An exact copy of the entries below is the expected answer.

Page and application data records:
○ ○ ○ ○ ○ ○ ○
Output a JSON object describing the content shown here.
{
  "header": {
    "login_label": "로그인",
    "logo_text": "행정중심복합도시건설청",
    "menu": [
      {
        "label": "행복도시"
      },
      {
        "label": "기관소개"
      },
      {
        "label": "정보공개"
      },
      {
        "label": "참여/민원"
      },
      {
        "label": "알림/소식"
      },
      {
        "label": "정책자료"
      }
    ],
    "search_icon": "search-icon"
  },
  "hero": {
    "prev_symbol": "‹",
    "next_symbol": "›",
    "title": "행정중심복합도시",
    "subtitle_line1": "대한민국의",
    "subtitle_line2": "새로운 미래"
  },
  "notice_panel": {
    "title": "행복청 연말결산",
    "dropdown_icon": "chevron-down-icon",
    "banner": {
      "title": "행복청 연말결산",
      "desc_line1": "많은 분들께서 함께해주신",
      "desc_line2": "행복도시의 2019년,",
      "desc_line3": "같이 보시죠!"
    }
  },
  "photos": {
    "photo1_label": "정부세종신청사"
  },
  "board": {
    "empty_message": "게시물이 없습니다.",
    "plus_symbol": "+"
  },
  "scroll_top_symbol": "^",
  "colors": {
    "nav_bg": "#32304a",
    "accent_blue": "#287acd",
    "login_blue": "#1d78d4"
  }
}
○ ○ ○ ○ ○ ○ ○
■ SOLUTION:
Output a JSON object describing the content shown here.
{
  "header": {
    "login_label": "로그인",
    "logo_text": "행정중심복합도시건설청",
    "menu": [
      {
        "label": "행복도시"
      },
      {
        "label": "기관소개"
      },
      {
        "label": "정보공개"
      },
      {
        "label": "참여/민원"
      },
      {
        "label": "알림/소식"
      },
      {
        "label": "정책자료"
      }
    ],
    "search_icon": "search-icon"
  },
  "hero": {
    "prev_symbol": "‹",
    "next_symbol": "›",
    "title": "행정중심복합도시",
    "subtitle_line1": "대한민국의",
    "subtitle_line2": "새로운 미래"
  },
  "notice_panel": {
    "title": "행복청 연말결산",
    "dropdown_icon": "chevron-down-icon",
    "banner": {
      "title": "행복청 연말결산",
      "desc_line1": "많은 분들께서 함께해주신",
      "desc_line2": "행복도시의 2019년,",
      "desc_line3": "같이 보시죠!"
    }
  },
  "photos": {
    "photo1_label": "정부세종신청사"
  },
  "board": {
    "empty_message": "게시물이 없습니다.",
    "plus_symbol": "+"
  },
  "scroll_top_symbol": "^",
  "colors": {
    "nav_bg": "#32304a",
    "accent_blue": "#287acd",
    "login_blue": "#1d78d4"
  }
}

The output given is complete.